Kadriorg Palace and Park in Estonia
The construction Kadriorg Palace and Park in Estonia began in 1718 under the orders of Russian Tsar Peter the Great. The park has 18th, 19th, and 20th century design elements. Kadriorg Park has become one of the most loved parks in Estonia. It is a perfect place for a stroll, a rest, a date, or a photoshoot. The most popular places for a walk are the flower beds, which surround the Swan Pond, and the promenade, which leads to the president’s palace. Here you can also find a number of popular museums like KUMU (the Estonian Art Museum), Kadriorg Art Museum, and the Mikkeli Museum. You can also see some of the well-known monuments dedicated to famous people: sculptor Amandus Adamson, author F. R. Kreutzwald, and artist Jaan Koort. But the most important and famous place in the park is definitely The Kadriorg Palace!
Tsar Peter the Great of Russia decided to buy a small, beautiful Dutch-style manor house for his wife, Catherine. This manor was built after the Great Northern War to Nicola Michetti’s designs. However, the Tsar had plans for a larger palace in the area and so the construction of a new palace began in 1718. Unfortunately, Peter was not blessed with the opportunity to see the Roman Baroque style palace, surrounded by a regular garden, with fountains, hedges and flowerbeds.
Peter the Great and his wife visited the unfinished residence a few times before the Tsar’s death. After his death, Catherine did not show any interest in the construction. The palace you can see today is the result of an extreme renovation in 1827. Both the Estonian and the German name for the palace means “Catherine’s valley”.

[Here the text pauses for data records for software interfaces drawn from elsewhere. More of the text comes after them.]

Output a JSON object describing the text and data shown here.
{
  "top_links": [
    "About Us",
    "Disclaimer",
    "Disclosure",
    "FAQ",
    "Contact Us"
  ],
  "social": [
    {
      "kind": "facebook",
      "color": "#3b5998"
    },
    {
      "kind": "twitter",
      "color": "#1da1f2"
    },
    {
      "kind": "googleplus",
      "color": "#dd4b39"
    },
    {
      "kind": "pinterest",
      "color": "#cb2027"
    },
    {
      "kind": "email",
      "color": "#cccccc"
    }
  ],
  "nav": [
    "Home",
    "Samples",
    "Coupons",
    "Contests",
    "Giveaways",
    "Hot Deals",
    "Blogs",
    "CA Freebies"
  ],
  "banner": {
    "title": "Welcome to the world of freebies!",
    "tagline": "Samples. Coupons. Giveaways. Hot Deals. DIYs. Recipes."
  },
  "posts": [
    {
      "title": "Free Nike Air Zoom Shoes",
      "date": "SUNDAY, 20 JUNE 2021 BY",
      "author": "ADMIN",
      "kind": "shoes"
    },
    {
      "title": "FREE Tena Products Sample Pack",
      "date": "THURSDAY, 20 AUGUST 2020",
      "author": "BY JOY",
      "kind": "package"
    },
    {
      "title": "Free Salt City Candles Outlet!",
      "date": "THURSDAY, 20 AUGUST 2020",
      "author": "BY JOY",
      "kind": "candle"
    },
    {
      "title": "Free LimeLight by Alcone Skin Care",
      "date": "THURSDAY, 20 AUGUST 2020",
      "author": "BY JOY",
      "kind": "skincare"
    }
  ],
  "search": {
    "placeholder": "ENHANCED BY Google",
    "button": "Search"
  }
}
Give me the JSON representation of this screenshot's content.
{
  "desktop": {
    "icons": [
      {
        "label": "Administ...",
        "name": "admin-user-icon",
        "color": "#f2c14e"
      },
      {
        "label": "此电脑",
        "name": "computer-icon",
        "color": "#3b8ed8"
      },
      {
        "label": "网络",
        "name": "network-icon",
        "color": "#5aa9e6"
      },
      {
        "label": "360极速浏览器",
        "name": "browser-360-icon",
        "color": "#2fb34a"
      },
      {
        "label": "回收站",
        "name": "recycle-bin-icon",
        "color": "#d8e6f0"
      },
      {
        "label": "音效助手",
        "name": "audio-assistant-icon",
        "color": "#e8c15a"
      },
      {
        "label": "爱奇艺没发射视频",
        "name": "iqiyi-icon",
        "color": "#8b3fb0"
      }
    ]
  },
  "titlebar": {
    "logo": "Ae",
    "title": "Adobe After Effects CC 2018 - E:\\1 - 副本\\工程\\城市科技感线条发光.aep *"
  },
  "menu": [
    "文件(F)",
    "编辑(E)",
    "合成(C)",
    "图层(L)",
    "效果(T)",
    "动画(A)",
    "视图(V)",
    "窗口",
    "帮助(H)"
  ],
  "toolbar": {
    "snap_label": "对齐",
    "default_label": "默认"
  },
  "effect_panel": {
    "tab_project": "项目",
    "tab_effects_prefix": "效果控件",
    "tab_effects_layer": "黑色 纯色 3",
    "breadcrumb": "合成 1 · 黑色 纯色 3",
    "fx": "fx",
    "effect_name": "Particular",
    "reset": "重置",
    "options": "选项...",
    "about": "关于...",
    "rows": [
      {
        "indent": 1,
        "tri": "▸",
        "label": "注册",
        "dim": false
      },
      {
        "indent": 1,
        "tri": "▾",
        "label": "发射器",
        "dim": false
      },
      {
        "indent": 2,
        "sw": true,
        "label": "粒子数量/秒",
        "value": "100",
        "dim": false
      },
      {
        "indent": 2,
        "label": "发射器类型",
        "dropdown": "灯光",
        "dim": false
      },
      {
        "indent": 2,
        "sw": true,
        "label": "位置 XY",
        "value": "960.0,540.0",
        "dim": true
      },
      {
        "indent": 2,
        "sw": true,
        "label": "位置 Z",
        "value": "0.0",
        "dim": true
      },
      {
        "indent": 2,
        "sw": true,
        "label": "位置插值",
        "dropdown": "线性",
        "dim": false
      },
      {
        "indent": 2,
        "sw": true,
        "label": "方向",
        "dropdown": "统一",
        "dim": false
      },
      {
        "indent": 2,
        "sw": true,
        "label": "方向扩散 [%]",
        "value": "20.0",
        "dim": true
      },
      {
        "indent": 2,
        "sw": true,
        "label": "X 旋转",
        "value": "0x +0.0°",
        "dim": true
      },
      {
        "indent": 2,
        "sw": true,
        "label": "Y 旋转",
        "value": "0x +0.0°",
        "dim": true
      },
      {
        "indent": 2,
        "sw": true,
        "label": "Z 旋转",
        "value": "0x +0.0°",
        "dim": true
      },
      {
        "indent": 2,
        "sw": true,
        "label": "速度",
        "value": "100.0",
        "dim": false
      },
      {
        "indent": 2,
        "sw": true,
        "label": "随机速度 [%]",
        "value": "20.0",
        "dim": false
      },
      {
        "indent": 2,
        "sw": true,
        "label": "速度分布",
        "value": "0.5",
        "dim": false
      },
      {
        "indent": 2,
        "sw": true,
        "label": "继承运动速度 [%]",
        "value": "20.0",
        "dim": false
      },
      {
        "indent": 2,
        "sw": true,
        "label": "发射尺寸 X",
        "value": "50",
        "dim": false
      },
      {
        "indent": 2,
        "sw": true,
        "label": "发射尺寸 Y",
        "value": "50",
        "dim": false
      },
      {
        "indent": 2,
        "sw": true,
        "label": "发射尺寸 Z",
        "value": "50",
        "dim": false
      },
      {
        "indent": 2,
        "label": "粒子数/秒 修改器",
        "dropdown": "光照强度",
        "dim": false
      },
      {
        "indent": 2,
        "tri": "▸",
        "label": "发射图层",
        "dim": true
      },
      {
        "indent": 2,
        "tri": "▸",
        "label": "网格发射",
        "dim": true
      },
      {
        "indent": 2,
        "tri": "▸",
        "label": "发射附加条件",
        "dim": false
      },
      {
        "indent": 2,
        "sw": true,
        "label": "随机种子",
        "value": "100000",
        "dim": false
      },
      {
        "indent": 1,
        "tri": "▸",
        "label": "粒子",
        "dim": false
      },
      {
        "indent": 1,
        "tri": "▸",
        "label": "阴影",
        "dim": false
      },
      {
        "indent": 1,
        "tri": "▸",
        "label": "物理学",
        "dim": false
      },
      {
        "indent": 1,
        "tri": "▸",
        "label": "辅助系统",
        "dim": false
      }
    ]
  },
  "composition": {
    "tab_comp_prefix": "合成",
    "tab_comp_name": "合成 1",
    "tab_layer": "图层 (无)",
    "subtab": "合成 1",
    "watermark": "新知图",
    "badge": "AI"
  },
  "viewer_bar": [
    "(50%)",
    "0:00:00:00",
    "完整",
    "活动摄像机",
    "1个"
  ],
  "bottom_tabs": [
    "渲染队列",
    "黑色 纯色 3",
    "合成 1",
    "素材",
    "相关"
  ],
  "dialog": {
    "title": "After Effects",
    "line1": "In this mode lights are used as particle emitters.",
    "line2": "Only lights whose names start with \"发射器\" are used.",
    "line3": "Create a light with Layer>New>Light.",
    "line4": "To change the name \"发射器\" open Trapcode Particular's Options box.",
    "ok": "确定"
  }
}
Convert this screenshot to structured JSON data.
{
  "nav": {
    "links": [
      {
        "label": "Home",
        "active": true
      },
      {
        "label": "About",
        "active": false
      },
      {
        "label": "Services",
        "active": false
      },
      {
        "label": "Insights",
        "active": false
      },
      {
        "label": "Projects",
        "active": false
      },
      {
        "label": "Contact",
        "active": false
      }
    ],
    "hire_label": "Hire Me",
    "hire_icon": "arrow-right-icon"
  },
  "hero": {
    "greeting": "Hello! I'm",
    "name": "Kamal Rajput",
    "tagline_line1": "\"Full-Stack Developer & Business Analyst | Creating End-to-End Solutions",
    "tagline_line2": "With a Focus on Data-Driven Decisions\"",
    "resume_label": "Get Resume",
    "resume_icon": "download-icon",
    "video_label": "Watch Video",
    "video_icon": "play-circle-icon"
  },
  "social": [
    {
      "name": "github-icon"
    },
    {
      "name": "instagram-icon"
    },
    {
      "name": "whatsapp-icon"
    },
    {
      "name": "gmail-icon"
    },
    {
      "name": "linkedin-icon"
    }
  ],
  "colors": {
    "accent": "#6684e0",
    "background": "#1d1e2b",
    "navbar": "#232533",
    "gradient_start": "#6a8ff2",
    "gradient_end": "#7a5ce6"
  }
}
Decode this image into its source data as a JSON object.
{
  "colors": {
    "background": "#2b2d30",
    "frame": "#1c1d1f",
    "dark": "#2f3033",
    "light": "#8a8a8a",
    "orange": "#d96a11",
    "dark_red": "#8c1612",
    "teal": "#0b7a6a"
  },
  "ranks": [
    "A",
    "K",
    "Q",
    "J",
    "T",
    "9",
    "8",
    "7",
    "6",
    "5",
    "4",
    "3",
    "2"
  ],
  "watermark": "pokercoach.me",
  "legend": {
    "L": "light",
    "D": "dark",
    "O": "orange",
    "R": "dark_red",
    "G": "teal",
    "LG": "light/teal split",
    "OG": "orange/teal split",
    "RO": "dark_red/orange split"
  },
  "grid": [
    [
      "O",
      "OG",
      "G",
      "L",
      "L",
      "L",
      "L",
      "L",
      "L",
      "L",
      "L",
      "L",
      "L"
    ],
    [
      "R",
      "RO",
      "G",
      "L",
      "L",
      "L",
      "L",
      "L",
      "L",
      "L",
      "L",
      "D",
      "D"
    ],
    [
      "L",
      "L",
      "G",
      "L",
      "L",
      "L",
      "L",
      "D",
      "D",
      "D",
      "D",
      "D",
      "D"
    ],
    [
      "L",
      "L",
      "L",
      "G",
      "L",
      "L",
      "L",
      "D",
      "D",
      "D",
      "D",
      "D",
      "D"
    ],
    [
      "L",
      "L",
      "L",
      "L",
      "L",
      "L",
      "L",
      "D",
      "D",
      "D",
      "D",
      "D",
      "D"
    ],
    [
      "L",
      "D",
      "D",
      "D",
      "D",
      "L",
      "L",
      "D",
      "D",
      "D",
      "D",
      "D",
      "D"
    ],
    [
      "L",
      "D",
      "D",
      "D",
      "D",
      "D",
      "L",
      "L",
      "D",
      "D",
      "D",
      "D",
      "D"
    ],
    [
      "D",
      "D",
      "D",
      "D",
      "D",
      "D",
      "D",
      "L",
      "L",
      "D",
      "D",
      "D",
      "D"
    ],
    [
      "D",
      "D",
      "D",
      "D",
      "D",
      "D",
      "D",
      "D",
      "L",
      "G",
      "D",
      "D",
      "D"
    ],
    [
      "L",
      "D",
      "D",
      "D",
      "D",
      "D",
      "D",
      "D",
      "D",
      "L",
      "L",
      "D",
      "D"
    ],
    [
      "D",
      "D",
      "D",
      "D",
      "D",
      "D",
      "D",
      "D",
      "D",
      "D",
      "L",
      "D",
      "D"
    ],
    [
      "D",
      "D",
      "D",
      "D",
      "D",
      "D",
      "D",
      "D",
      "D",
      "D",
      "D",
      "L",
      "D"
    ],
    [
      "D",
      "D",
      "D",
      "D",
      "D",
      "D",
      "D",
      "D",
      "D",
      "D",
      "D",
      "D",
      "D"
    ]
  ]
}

The palace became the main building of the Art Museum of Estonia in the 1920’s. Later some extensions to the palace were added – the banquet hall and orangery. Also, many rooms were fully redecorated. In the 1930’s the palace was the residence for the Head of State of the Estonian Republic. Currently the palace is home to a branch of the Art Museum of Estonia, which displays foreign art from the 16th-20th centuries